The common bedbug (Cimex lectularius) is the best adapted to human environments. It is now found throughout the world and lives off the blood of humans. Adult bedbugs are a reddish-brown, flattened, oval, and wingless. A common misconception is that they are not visible to the naked eye. Adults grow to 4-5 mm in length and do not move quickly enough to escape your notice. Newly hatched nymphs are translucent, lighter in color and continue to become browner and moult as they reach maturity. Bedbugs are generally active only at dawn, with a peak feeding period about an hour before sunrise. Attracted by warmth and the presence of carbon dioxide, the bug pierces the skin of its host with two hollow tubes.
Low infestations may be difficult to detect, and it is not unusual for the victim not to even realize they have bedbugs early on. Patterns of bites in a row or a cluster are typical as they may be disturbed while feeding. Bites may be found in a variety of places on the body.
In most observed cases a small, hard, swollen, white welt may develop at the site of each bedbug bite. This is often surrounded by a slightly raised red bump and is usually accompanied by severe itching that lasts for several hours to days. Later, however, the welts subside but tend not to disappear like those from mosquitos, and persist for up to several weeks.

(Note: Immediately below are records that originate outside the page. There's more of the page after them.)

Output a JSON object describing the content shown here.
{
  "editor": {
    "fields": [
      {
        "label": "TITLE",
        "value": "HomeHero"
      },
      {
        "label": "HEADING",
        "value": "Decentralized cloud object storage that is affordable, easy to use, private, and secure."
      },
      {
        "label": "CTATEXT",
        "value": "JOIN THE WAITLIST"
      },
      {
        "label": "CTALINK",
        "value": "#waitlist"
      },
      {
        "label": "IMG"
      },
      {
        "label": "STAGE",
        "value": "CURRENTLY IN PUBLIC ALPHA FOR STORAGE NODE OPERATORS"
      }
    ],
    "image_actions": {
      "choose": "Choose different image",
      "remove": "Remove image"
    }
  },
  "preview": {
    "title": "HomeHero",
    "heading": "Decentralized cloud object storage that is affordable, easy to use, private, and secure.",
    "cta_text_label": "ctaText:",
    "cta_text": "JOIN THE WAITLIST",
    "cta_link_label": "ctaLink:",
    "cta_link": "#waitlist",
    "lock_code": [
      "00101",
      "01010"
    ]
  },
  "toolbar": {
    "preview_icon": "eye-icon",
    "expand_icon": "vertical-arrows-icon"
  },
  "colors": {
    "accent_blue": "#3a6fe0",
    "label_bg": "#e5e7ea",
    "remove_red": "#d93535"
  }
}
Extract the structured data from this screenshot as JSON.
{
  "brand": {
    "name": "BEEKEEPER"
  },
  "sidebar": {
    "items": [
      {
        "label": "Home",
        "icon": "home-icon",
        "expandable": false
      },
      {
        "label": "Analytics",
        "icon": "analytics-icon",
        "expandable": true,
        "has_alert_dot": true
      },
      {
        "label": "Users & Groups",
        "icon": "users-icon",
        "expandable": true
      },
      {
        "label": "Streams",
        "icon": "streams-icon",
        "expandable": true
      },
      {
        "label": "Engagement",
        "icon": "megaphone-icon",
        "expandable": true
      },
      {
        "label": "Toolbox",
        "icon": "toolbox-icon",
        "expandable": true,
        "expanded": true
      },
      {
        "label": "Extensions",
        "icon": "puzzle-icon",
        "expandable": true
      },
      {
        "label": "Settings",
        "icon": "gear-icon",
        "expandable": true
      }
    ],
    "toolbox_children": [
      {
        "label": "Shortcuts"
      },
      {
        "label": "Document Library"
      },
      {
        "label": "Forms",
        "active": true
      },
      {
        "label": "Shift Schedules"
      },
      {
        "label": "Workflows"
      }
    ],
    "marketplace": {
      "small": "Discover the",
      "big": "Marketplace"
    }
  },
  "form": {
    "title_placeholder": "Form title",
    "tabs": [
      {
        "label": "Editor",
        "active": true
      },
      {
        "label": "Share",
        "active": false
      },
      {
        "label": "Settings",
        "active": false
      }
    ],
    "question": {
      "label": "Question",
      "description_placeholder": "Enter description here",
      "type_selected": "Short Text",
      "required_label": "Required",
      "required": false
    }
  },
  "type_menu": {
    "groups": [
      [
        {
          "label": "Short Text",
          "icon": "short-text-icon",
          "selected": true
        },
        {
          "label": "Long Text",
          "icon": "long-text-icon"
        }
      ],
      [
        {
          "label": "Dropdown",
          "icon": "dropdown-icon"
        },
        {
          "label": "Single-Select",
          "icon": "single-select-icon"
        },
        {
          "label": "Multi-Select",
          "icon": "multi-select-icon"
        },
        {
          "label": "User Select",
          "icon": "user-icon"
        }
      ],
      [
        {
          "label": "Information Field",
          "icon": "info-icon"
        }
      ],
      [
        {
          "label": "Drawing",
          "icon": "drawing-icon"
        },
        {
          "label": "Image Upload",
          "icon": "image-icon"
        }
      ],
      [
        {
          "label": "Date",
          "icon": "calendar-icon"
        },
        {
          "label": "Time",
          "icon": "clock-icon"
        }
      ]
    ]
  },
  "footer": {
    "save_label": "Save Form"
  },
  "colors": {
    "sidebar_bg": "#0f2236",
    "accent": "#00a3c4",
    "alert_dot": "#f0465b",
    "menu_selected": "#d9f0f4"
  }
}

This usually depends on the person’s skin type, environment and the species of bug.